A Critique of the Slave Trade
Digital History ID 53

Author:   Fray Tomas de Mercado


Las Casas was not alone in recognizing the evils of slavery. In this selection, another Spanish cleric, Fray Tomas Mercado (d. 1575?), argues that the slave trade was the product of deception, robbery, and violence.

The European colonization of the New World brought three disparate geographical areas together: the Americas, western Europe, and western Africa. Some of the consequences of this inter-cultural contact are well-known, such as the introduction of horses, pigs, and cattle into the New World, and the transfer of potatoes, beans, and tomatoes to Europe. But other consequences of the Columbian exchange are less noted. As a result of the Atlantic slave trade, such New World food crops as cassava, sweet potatoes, squash, and peanuts were carried to Africa, sharply stimulating African population growth and therefore increasing the population in ways that helped make the slave trade possible.

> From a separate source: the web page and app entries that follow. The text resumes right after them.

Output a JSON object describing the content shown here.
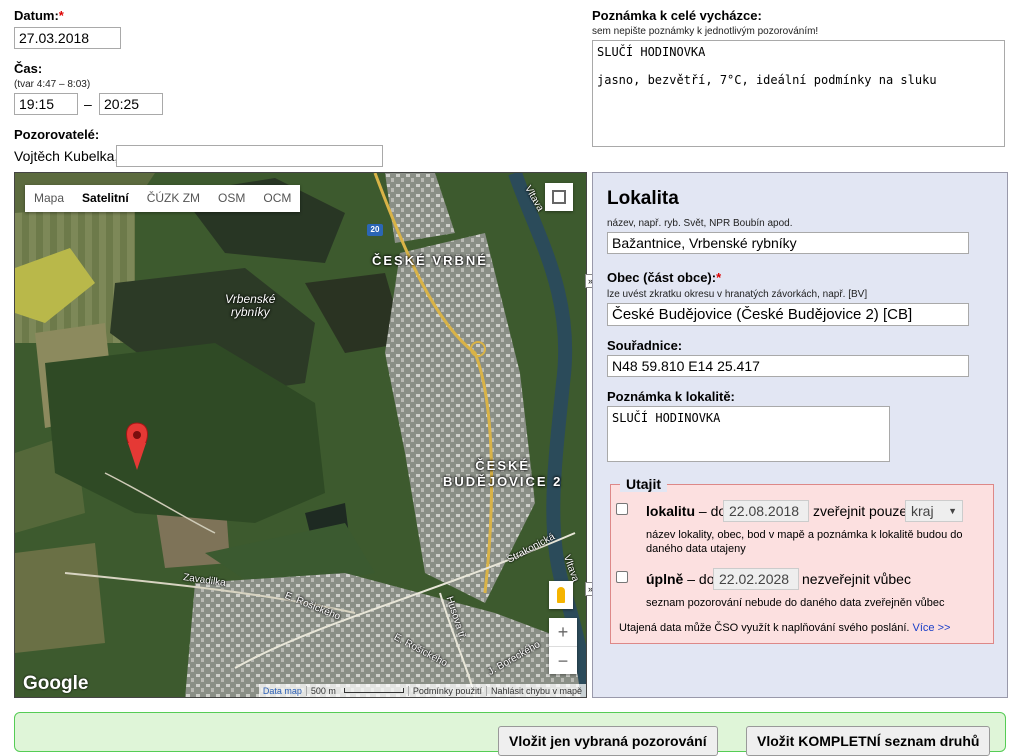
{
  "datum": {
    "label": "Datum:",
    "required_mark": "*",
    "value": "27.03.2018"
  },
  "cas": {
    "label": "Čas:",
    "hint": "(tvar 4:47 – 8:03)",
    "from": "19:15",
    "separator": "–",
    "to": "20:25"
  },
  "pozorovatele": {
    "label": "Pozorovatelé:",
    "names": "Vojtěch Kubelka,",
    "extra_value": ""
  },
  "poznamka_vychazka": {
    "label": "Poznámka k celé vycházce:",
    "hint": "sem nepište poznámky k jednotlivým pozorováním!",
    "value": "SLUČÍ HODINOVKA\n\njasno, bezvětří, 7°C, ideální podmínky na sluku"
  },
  "map": {
    "tabs": [
      "Mapa",
      "Satelitní",
      "ČÚZK ZM",
      "OSM",
      "OCM"
    ],
    "active_tab": "Satelitní",
    "labels": {
      "ceske_vrbne": "ČESKÉ VRBNÉ",
      "vrbenske_1": "Vrbenské",
      "vrbenske_2": "rybníky",
      "cb2_1": "ČESKÉ",
      "cb2_2": "BUDĚJOVICE 2",
      "road_number": "20",
      "vltava": "Vltava",
      "vltava2": "Vltava",
      "zavadilka": "Zavadilka",
      "rosickeho1": "E. Rošického",
      "rosickeho2": "E. Rošického",
      "strakonicka": "Strakonická",
      "husova": "Husova tř.",
      "boreckeho": "J. Boreckého"
    },
    "logo": "Google",
    "footer": {
      "data": "Data map",
      "scale": "500 m",
      "terms": "Podmínky použití",
      "report": "Nahlásit chybu v mapě"
    },
    "zoom_in": "+",
    "zoom_out": "−",
    "colors": {
      "marker": "#e53935",
      "forest": "#2f4a25"
    }
  },
  "lokalita": {
    "title": "Lokalita",
    "nazev_hint": "název, např. ryb. Svět, NPR Boubín apod.",
    "nazev_value": "Bažantnice, Vrbenské rybníky",
    "obec_label": "Obec (část obce):",
    "obec_required": "*",
    "obec_hint": "lze uvést zkratku okresu v hranatých závorkách, např. [BV]",
    "obec_value": "České Budějovice (České Budějovice 2) [CB]",
    "souradnice_label": "Souřadnice:",
    "souradnice_value": "N48 59.810 E14 25.417",
    "poznamka_label": "Poznámka k lokalitě:",
    "poznamka_value": "SLUČÍ HODINOVKA"
  },
  "utajit": {
    "legend": "Utajit",
    "lokalitu_label": "lokalitu",
    "lokalitu_do": "– do",
    "lokalitu_date": "22.08.2018",
    "zverejnit_pouze": "zveřejnit pouze",
    "select_value": "kraj",
    "lokalitu_hint": "název lokality, obec, bod v mapě a poznámka k lokalitě budou do daného data utajeny",
    "uplne_label": "úplně",
    "uplne_do": "– do",
    "uplne_date": "22.02.2028",
    "nezverejnit": "nezveřejnit vůbec",
    "uplne_hint": "seznam pozorování nebude do daného data zveřejněn vůbec",
    "info": "Utajená data může ČSO využít k naplňování svého poslání.",
    "more_link": "Více >>"
  },
  "buttons": {
    "vybrana": "Vložit jen vybraná pozorování",
    "kompletni": "Vložit KOMPLETNÍ seznam druhů"
  }
}
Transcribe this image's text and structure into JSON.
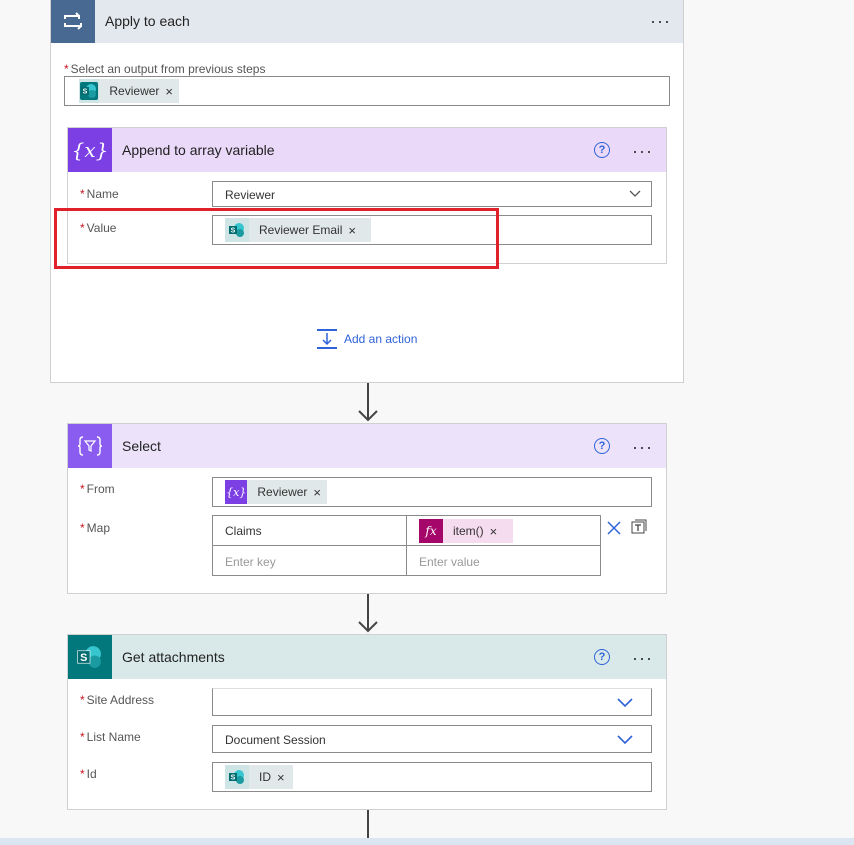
{
  "apply_each": {
    "title": "Apply to each",
    "select_label": "Select an output from previous steps",
    "token": "Reviewer"
  },
  "append": {
    "title": "Append to array variable",
    "name_label": "Name",
    "name_value": "Reviewer",
    "value_label": "Value",
    "value_token": "Reviewer Email"
  },
  "add_action": {
    "label": "Add an action"
  },
  "select": {
    "title": "Select",
    "from_label": "From",
    "from_token": "Reviewer",
    "map_label": "Map",
    "map_key": "Claims",
    "map_value_token": "item()",
    "key_placeholder": "Enter key",
    "value_placeholder": "Enter value"
  },
  "get_attachments": {
    "title": "Get attachments",
    "site_label": "Site Address",
    "list_label": "List Name",
    "list_value": "Document Session",
    "id_label": "Id",
    "id_token": "ID"
  },
  "glyphs": {
    "more": "···",
    "help": "?",
    "remove": "×",
    "fx": "fx",
    "var": "{x}"
  },
  "colors": {
    "variable_purple": "#7b3fe4",
    "select_purple": "#8a5cf0",
    "sharepoint_teal": "#03787c",
    "expression_magenta": "#a4066a",
    "highlight_red": "#e0202a",
    "link_blue": "#2f63d8"
  }
}
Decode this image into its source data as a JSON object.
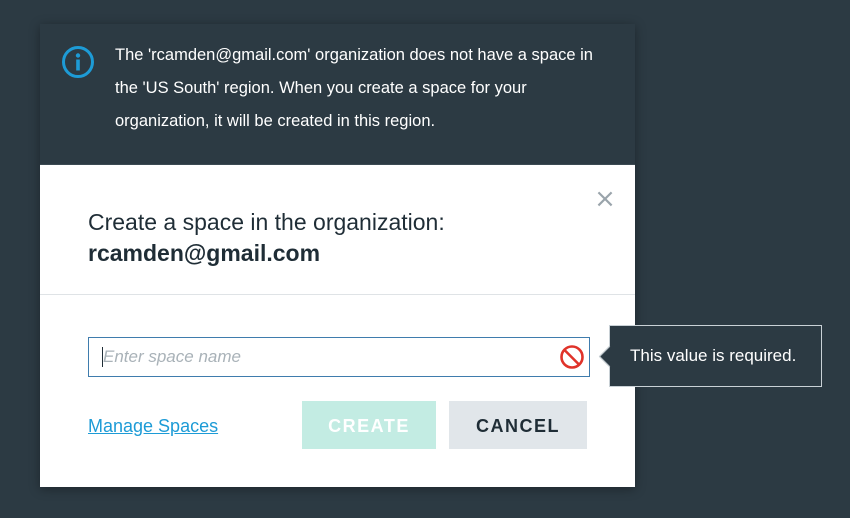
{
  "notice": {
    "icon": "info-icon",
    "text": "The 'rcamden@gmail.com' organization does not have a space in the 'US South' region. When you create a space for your organization, it will be created in this region."
  },
  "dialog": {
    "title": "Create a space in the organization:",
    "org_name": "rcamden@gmail.com",
    "close_icon": "close-icon",
    "space_name_input": {
      "value": "",
      "placeholder": "Enter space name"
    },
    "error_icon": "error-icon",
    "manage_link_label": "Manage Spaces",
    "create_label": "CREATE",
    "cancel_label": "CANCEL"
  },
  "tooltip": {
    "text": "This value is required."
  },
  "colors": {
    "background": "#2c3a43",
    "accent": "#1d9bd6",
    "create_disabled": "#c3ece3",
    "cancel": "#e1e6ea",
    "error": "#e0332a"
  }
}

It is public opinion and knowledge that no end of deception is practiced and a thousand acts of robbery and violence are committed in the course of bartering and carrying off Negroes from their country and bringing them to the Indies and to Spain.... Since the Portuguese and Spaniards pay so much for a Negro, they go out to hunt one another without the pretext of a war, as if they were deer; even the very Ethiopians, who are different, being induced to do so by the profit derived. They make war on one another, their gain being the capture of their own people, and they go after one another in the forests where they usually hunt.... In this way, and contrary to all justice, a very great number of prisoners are taken. And no one is horrified that these people are ill-treating and selling one another, because they are considered uncivilized and savage. In addition to the pretext, of parents selling their children as a last resort, there is the bestial practice of selling them without any necessity to do so, and very often through anger or passion, for some displeasure or disrespect they have shown them.... The wretched children are taken to the market place for sale, and as the traffic in Negroes is so great, there are Portuguese, or even Negroes themselves, ready everywhere to buy them. There are also among them traders in this bestial and brutal business, who set boundaries in the interior for the natives and carry them off for sale at a higher price on the coasts or in the islands. I have seen many acquired in this way. Apart from these acts of injustice and robberies committed among themselves, there are thousands of other forms of deception practiced in those parts by the Spaniards to trick and carry off the Negroes finally as newly imported slaves, which they are in fact, to the ports, with a few bonnets, gewgaws, beads and bits of paper under which they give them. They put them aboard the ships under false pretenses, hoist anchor, set sail, and make off towards the high seas with their booty.... I know a man who recently sailed to one of those Islands and, with less than four thousand ducats for ransom, carried off four hundred Negroes without license or registration.... They embark four and five hundred of them in a boat which, sometimes, is not a cargo boat. The very stench is enough to kill most of them, and, indeed, very many die. The wonder is that twenty percent of them are not lost.

Source: J.A. Saco, Historia de la Escalvitud de la Raza Africana, Tomo II, pp. 80-82.

Copyright 2021 Digital History